Activity:
Tell me how many lines in the entries below contain the word "date"; reply with the number and nothing else.

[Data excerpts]
──────

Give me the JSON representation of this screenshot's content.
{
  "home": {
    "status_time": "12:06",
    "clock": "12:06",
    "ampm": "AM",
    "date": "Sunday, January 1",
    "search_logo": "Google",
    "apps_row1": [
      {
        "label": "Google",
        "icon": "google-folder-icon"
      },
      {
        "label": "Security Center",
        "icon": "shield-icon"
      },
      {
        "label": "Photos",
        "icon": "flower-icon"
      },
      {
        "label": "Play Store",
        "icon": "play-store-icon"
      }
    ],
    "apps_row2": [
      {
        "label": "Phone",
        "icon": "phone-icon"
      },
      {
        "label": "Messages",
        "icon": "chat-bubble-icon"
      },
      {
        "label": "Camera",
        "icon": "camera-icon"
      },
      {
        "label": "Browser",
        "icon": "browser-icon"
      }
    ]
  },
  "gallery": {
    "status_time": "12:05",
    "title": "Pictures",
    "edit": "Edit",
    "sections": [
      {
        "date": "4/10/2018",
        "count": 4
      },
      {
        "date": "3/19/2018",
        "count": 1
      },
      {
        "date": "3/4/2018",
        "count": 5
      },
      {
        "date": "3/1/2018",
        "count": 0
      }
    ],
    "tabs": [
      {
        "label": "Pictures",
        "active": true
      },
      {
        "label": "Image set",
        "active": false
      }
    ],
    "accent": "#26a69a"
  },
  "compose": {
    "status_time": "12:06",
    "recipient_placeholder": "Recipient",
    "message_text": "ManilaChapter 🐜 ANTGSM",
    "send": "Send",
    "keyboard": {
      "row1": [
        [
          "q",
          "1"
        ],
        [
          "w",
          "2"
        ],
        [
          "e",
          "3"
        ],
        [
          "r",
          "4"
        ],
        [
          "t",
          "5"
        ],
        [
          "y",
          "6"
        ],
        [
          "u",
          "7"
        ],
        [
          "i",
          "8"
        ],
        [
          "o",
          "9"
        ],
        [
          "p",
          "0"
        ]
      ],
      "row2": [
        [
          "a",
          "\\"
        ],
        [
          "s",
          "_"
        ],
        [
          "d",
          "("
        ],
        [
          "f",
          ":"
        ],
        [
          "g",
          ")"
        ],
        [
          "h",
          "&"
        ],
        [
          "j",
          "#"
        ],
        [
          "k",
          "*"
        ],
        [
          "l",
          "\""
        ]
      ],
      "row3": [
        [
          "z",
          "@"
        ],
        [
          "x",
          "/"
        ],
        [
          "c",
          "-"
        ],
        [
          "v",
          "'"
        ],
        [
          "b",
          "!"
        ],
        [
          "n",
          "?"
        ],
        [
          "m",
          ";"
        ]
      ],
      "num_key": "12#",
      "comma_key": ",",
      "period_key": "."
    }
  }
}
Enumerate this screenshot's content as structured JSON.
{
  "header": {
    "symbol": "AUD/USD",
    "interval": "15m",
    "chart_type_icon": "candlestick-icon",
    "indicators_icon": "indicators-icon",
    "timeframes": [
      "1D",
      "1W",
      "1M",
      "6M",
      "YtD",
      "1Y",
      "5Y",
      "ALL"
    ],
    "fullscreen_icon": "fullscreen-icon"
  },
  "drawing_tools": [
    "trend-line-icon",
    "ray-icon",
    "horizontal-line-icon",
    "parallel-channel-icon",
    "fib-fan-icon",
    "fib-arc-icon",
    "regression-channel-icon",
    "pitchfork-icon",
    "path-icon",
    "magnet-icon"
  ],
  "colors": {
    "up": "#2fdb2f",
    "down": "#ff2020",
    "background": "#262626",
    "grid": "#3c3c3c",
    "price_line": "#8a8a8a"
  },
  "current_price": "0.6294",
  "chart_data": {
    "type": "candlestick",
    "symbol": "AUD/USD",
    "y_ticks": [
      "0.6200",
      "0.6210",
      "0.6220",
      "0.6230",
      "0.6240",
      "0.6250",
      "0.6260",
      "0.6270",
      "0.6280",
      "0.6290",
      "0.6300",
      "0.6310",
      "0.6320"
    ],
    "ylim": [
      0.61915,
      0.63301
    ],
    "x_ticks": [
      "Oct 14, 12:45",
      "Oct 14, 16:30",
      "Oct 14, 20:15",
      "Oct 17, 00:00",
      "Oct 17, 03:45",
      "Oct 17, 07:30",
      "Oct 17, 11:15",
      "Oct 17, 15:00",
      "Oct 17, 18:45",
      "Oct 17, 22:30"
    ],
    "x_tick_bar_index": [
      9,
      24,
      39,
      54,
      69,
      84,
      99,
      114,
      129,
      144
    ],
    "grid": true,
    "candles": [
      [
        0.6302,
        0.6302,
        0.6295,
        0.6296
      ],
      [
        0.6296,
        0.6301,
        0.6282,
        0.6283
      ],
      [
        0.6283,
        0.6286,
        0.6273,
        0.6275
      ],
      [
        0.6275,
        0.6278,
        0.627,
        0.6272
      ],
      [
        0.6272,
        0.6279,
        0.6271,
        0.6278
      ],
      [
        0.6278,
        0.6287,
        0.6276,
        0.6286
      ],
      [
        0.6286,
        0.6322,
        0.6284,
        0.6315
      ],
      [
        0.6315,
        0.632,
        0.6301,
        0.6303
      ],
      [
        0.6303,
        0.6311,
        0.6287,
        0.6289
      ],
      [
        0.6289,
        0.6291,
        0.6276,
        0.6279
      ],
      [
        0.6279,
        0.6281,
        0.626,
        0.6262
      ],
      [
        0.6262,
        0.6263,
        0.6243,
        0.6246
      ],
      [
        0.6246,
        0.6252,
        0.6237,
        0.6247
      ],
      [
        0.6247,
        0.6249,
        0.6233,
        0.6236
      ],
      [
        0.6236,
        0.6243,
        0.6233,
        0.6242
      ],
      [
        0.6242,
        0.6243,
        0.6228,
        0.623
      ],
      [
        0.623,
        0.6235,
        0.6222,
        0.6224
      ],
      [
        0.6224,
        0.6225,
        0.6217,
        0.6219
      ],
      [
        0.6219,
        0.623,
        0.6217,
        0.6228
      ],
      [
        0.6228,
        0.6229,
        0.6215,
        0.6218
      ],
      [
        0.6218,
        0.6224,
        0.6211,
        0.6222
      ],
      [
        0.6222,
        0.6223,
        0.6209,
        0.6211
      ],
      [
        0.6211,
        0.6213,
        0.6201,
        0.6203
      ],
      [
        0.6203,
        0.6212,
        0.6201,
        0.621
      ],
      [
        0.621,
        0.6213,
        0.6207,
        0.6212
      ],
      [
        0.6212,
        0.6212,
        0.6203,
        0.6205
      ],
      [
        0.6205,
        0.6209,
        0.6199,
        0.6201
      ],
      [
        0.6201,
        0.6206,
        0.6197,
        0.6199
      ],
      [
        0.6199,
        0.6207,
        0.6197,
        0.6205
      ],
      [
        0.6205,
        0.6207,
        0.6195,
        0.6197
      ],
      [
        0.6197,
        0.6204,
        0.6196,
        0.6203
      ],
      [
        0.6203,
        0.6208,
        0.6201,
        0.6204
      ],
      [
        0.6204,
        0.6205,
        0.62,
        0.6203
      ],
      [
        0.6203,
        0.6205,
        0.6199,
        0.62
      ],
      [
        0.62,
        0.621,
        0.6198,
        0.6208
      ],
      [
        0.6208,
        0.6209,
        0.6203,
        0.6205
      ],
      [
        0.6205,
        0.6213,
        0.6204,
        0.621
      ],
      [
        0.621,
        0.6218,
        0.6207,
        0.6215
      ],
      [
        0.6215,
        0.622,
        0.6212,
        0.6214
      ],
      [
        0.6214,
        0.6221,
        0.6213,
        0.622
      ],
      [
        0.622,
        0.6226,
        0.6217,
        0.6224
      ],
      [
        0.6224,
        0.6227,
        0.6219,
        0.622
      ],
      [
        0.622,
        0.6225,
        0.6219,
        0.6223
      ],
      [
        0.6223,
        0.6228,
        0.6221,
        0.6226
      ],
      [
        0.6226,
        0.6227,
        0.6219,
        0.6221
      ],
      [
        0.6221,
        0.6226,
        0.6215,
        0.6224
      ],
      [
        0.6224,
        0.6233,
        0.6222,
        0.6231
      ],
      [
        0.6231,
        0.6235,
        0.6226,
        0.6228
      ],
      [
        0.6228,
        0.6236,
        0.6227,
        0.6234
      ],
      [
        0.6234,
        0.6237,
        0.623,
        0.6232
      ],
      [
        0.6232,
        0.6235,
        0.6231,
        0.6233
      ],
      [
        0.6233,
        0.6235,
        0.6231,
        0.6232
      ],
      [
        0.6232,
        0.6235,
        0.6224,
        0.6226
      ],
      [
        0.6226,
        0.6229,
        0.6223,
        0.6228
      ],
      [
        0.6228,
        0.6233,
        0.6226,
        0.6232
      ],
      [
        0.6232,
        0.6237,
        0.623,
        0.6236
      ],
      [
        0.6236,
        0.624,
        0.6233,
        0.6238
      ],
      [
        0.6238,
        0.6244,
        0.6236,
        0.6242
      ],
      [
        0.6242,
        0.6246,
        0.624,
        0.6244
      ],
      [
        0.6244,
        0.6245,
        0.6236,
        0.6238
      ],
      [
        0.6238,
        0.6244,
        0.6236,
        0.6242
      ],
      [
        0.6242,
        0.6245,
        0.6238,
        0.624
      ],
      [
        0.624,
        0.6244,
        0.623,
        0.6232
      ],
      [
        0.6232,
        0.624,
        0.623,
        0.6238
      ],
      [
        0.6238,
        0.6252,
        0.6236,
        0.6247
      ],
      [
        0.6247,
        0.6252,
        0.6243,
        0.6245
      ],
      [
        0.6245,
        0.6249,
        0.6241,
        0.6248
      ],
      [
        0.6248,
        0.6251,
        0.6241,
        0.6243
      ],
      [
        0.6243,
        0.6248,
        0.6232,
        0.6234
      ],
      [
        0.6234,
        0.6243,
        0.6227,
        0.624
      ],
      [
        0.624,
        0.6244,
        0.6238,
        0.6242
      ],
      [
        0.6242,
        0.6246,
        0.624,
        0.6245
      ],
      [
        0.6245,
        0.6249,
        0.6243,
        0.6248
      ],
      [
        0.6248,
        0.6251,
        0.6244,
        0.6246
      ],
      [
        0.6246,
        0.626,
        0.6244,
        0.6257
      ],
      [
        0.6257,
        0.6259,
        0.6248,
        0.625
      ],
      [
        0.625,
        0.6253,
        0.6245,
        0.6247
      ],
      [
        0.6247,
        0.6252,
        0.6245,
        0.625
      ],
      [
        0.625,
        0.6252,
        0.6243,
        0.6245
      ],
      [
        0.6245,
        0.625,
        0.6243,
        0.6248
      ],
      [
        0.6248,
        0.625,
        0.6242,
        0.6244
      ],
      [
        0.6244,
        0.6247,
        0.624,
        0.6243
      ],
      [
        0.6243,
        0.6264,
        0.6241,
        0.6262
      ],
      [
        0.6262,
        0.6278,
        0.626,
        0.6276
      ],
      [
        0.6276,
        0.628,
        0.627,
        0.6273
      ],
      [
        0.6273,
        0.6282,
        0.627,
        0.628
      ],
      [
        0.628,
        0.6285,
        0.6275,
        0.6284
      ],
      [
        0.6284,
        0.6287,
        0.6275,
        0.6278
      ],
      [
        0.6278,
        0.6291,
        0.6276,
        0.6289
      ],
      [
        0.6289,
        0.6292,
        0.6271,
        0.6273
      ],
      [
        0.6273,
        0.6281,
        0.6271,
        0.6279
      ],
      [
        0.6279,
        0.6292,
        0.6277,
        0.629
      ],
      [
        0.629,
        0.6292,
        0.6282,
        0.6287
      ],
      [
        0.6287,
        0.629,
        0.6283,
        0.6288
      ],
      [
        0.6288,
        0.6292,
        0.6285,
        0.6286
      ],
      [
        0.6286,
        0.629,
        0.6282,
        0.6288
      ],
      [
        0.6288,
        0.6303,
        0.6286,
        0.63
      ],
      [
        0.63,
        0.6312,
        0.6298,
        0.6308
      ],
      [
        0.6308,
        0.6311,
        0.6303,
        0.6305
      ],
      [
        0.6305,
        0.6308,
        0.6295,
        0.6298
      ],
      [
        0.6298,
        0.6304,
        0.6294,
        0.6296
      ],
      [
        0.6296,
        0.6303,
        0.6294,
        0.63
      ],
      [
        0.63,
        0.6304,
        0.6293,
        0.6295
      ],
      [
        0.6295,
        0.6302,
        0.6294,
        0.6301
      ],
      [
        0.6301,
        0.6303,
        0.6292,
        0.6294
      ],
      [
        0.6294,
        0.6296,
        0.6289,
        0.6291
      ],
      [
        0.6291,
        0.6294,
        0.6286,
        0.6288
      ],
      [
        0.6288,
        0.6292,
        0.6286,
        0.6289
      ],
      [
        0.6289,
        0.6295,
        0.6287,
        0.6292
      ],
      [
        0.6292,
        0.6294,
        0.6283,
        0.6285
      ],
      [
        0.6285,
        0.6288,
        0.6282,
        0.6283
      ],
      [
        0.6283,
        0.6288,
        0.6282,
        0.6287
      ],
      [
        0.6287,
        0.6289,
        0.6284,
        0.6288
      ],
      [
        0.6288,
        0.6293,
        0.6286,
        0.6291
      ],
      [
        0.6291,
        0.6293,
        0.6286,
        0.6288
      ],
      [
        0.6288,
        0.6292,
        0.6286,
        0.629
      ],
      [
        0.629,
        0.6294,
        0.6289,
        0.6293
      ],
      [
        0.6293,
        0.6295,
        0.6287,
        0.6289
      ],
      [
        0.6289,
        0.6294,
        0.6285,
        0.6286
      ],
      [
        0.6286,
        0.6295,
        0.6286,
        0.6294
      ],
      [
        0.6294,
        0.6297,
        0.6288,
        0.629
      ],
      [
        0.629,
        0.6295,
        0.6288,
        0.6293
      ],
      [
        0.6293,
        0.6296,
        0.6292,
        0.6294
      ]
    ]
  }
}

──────

Solution:
5